THE PROBLEM
Once the pictures are set aside, copy the records below exactly as they stand.

--- PROVIDED MATERIAL Enclosed Below ---

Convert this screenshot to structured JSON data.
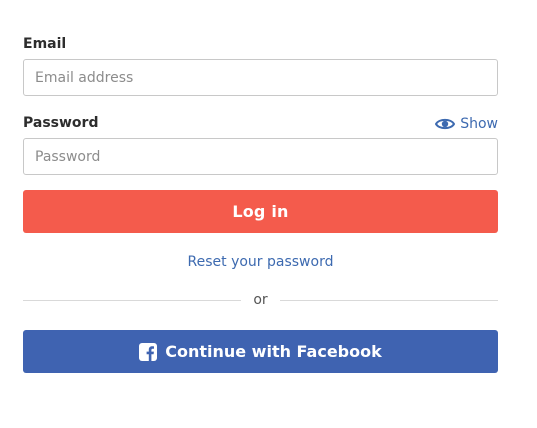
{
  "email": {
    "label": "Email",
    "placeholder": "Email address",
    "value": ""
  },
  "password": {
    "label": "Password",
    "placeholder": "Password",
    "value": "",
    "show_label": "Show",
    "show_icon": "eye-icon"
  },
  "login_button": {
    "label": "Log in",
    "color": "#f45b4c"
  },
  "reset_link": {
    "label": "Reset your password",
    "color": "#3d6ab0"
  },
  "divider": {
    "label": "or"
  },
  "facebook_button": {
    "label": "Continue with Facebook",
    "icon": "facebook-icon",
    "color": "#3f63b1"
  }
}
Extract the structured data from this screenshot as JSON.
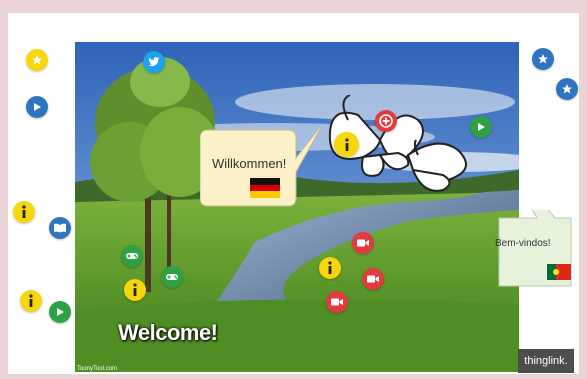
{
  "speech_bubbles": {
    "german": {
      "text": "Willkommen!",
      "flag": "germany-flag"
    },
    "portuguese": {
      "text": "Bem-vindos!",
      "flag": "portugal-flag"
    }
  },
  "welcome_text": "Welcome!",
  "credit": "ToonyTool.com",
  "brand": "thinglink."
}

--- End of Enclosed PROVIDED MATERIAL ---

WRITTEN SOLUTION
Convert this screenshot to structured JSON data.
{
  "email": {
    "label": "Email",
    "placeholder": "Email address",
    "value": ""
  },
  "password": {
    "label": "Password",
    "placeholder": "Password",
    "value": "",
    "show_label": "Show",
    "show_icon": "eye-icon"
  },
  "login_button": {
    "label": "Log in",
    "color": "#f45b4c"
  },
  "reset_link": {
    "label": "Reset your password",
    "color": "#3d6ab0"
  },
  "divider": {
    "label": "or"
  },
  "facebook_button": {
    "label": "Continue with Facebook",
    "icon": "facebook-icon",
    "color": "#3f63b1"
  }
}
Extract the structured data from this screenshot as JSON.
{
  "speech_bubbles": {
    "german": {
      "text": "Willkommen!",
      "flag": "germany-flag"
    },
    "portuguese": {
      "text": "Bem-vindos!",
      "flag": "portugal-flag"
    }
  },
  "welcome_text": "Welcome!",
  "credit": "ToonyTool.com",
  "brand": "thinglink."
}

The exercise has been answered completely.